Design News is part of the Informa Markets Division of Informa PLC

This site is operated by a business or businesses owned by Informa PLC and all copyright resides with them. Informa PLC's registered office is 5 Howick Place, London SW1P 1WG. Registered in England and Wales. Number 8860726.

Government aims to help exporters

Government aims to help exporters

The Dept. of Commerce is making a concerted effort to help manufacturing companies export good. In the U.S. Export Pavilion at Manufacturing Week, seven agencies explained their roles, which range from disseminating timely data on what's imported and exported to regional assistance in target countries.

One possible starting point for companies that want to increase their exports is to examine data for products in their field. That's collected by an agency normally thought of only once a decade when the census comes out.

"We process 5 million records each month, providing timely data a month after it's collected," says Richard Preuss, senior foreign trade advisor at the Bureau of the Census. This information lets companies see how many units of their product were shipped in a given time and where those units went. Pricing and other trend information are also available.

Recent legislation requires all export filings to be done electronically, so government workers are helping companies make the transition from paper. Another service is that the international offices can help companies find customers, providing lists and helping visitors maneuver through the operation. These local offices can also provide information on local customs regulation and other country-specific data. Additionally, the U.S. Export-import Bank can help finance international sales, while the Small Business Administration provides export training seminars and other services.

Along with government agencies, the pavilion included the National Customs Brokers and Forwarders Association of America Inc., which can help companies move their goods overseas.

Trade shows are increasingly being seen as an effective avenue for the Department to increase awareness of its programs. "This has been a terrific show for us," Preuss says.

Hide comments


  • Allowed HTML tags: <em> <strong> <blockquote> <br> <p>
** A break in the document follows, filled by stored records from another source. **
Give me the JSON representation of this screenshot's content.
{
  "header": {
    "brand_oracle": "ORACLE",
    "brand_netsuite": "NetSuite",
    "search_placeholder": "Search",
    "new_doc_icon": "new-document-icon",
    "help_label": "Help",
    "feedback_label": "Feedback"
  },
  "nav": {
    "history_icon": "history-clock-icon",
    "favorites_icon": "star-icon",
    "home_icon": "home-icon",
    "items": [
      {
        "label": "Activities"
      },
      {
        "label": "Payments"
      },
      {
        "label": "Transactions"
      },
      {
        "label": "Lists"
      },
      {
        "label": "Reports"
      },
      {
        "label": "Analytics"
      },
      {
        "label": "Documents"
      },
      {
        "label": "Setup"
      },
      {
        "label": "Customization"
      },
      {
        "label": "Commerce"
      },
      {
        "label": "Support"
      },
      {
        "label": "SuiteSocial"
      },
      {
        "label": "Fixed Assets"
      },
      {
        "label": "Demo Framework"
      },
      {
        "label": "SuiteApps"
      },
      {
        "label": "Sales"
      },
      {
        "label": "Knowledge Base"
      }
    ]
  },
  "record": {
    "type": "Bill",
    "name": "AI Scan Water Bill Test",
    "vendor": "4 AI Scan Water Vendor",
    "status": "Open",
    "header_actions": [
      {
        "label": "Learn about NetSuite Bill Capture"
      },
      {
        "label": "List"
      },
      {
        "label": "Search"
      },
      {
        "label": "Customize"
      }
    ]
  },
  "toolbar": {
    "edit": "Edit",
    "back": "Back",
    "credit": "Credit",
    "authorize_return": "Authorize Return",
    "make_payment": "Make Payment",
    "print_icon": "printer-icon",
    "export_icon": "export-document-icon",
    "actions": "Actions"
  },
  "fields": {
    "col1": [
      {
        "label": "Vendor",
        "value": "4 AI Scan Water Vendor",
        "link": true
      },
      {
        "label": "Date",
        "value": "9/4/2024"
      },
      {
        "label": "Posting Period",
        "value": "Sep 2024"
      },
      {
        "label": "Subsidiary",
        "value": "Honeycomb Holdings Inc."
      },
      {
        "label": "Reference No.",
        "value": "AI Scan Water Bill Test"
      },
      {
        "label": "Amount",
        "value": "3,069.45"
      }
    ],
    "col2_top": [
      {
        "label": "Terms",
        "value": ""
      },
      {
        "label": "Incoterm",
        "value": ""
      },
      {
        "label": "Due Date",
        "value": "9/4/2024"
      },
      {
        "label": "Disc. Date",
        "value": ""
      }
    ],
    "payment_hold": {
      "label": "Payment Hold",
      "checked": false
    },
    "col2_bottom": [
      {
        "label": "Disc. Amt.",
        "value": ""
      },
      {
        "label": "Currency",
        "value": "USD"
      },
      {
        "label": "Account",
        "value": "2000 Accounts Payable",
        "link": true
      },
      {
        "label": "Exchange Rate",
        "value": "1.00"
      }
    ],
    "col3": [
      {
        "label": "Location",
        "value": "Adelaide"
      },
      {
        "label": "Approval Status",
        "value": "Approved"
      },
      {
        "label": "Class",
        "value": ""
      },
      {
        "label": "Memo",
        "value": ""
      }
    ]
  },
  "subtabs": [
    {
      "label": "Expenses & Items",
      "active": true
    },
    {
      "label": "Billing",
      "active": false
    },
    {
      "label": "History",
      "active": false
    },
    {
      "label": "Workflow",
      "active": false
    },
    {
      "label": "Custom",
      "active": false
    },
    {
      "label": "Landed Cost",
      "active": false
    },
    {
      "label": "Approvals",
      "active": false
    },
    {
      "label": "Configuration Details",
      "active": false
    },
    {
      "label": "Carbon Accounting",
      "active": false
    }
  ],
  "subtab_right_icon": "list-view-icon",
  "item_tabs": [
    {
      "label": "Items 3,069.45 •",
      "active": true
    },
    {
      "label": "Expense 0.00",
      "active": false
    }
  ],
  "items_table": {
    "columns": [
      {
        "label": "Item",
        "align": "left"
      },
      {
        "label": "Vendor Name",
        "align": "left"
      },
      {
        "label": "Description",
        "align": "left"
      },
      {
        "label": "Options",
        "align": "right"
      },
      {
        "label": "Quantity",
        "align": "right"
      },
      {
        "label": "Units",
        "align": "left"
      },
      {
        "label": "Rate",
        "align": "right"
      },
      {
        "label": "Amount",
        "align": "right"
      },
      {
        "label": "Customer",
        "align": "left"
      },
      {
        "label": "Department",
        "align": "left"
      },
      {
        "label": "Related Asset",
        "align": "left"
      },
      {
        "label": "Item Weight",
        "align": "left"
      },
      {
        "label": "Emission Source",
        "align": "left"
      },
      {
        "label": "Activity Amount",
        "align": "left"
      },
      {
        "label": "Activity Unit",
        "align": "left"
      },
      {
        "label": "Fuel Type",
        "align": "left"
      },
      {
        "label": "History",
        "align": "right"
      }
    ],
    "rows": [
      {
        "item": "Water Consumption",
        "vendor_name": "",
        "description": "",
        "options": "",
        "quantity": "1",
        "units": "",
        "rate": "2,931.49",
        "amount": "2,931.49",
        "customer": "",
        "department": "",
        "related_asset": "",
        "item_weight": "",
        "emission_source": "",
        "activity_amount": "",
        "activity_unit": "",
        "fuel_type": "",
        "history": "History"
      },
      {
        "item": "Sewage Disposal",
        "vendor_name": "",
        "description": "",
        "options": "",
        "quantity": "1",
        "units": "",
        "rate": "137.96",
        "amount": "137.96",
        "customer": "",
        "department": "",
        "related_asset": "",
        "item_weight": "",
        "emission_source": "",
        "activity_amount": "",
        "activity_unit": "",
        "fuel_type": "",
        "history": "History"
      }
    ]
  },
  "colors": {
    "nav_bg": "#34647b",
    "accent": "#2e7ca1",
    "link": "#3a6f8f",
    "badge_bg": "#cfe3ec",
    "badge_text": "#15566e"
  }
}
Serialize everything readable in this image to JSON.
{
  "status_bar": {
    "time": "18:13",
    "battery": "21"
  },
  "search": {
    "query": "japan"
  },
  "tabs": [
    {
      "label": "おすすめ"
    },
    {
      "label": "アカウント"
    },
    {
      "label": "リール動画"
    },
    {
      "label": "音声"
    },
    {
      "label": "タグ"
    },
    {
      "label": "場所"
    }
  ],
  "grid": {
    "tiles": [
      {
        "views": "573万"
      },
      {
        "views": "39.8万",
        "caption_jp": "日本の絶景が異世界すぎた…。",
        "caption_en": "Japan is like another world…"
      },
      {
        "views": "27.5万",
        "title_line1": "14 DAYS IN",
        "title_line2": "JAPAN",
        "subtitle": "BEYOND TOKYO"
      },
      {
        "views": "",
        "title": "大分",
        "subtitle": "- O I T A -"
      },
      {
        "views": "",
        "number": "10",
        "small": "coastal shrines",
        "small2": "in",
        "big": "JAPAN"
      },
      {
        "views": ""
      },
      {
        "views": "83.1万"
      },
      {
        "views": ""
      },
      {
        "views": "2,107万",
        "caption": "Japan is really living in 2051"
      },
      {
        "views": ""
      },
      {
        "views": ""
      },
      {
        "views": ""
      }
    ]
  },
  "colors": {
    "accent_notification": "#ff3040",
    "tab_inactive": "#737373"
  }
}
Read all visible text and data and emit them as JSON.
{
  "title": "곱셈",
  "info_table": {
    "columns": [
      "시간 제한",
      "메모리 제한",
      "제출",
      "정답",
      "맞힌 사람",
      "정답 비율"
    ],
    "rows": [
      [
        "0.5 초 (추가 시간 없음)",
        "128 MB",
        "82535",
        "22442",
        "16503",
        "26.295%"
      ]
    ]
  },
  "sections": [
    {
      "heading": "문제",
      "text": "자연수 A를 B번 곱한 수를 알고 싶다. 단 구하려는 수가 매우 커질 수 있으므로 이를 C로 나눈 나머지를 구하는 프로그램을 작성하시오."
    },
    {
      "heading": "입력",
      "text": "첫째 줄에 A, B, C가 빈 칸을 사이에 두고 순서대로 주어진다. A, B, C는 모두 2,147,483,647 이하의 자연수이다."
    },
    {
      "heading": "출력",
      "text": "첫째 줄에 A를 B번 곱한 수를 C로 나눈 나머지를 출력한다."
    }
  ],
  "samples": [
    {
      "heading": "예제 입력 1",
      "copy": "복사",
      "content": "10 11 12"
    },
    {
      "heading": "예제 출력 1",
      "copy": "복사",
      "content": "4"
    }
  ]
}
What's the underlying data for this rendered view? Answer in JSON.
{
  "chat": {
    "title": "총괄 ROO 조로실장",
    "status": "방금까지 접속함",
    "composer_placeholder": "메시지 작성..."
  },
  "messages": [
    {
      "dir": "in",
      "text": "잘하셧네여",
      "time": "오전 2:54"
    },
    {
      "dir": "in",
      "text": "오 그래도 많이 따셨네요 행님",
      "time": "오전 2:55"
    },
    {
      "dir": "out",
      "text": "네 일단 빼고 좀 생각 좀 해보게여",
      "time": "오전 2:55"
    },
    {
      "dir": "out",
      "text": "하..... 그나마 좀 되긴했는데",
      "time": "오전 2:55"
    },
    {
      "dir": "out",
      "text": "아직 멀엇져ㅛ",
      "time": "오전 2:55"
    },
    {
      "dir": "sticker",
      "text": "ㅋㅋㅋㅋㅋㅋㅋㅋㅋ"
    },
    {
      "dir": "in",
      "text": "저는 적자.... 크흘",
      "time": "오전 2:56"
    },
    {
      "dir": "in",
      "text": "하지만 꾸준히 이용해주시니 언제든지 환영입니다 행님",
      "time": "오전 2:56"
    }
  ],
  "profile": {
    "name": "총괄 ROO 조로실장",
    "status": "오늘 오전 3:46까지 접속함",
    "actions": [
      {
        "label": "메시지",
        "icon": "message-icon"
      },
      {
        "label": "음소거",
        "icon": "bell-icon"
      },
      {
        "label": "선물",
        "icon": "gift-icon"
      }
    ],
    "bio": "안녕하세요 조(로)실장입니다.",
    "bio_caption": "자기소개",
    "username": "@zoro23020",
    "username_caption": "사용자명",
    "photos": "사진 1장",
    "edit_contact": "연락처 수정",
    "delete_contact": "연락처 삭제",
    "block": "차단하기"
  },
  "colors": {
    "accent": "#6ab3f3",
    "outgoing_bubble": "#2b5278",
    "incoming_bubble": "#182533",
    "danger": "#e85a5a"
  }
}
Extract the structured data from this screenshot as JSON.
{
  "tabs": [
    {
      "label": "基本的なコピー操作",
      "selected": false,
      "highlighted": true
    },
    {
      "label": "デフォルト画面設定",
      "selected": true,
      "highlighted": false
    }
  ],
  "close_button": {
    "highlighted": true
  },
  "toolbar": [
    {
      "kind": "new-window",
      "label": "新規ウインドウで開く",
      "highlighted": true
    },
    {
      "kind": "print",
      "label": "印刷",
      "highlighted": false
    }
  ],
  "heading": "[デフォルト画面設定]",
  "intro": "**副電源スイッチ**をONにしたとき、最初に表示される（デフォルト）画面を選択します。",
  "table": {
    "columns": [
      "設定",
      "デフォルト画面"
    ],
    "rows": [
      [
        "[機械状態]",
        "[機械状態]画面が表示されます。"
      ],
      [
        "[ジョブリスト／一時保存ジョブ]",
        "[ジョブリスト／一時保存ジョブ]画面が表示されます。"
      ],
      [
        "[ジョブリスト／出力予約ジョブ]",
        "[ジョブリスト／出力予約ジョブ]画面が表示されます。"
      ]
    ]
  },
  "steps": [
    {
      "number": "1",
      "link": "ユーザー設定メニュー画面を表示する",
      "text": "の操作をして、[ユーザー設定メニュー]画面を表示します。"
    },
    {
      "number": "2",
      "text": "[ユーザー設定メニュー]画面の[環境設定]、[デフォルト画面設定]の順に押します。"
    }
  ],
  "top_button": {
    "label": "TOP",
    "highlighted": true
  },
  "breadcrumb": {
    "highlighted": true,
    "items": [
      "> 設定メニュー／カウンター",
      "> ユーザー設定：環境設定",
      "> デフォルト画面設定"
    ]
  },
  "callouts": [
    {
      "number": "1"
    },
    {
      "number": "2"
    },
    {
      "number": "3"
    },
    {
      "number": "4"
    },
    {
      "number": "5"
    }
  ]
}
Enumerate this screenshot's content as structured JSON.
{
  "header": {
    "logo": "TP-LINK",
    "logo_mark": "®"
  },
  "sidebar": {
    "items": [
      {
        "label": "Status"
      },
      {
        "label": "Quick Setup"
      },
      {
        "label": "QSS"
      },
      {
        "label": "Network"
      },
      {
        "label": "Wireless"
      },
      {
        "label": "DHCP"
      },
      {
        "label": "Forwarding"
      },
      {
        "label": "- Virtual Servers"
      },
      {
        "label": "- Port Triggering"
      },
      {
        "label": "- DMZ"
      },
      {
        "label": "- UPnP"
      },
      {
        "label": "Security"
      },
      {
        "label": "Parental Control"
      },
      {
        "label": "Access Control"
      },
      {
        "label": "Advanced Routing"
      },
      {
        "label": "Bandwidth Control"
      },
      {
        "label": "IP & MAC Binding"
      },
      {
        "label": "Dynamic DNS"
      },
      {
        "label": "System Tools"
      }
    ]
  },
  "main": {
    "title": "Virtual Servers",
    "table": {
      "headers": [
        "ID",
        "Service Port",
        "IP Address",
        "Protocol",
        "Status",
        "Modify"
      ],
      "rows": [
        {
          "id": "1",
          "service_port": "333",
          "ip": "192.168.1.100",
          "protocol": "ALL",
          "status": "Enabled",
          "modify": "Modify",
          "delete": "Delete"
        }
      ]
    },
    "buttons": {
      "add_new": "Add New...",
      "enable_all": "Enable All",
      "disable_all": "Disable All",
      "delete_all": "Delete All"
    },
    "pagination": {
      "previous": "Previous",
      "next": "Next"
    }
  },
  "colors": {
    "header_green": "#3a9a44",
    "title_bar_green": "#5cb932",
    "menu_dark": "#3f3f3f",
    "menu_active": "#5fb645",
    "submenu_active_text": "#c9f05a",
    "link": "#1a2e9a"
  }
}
Plain text

  • No HTML tags allowed.
  • Web page addresses and e-mail addresses turn into links automatically.
  • Lines and paragraphs break automatically.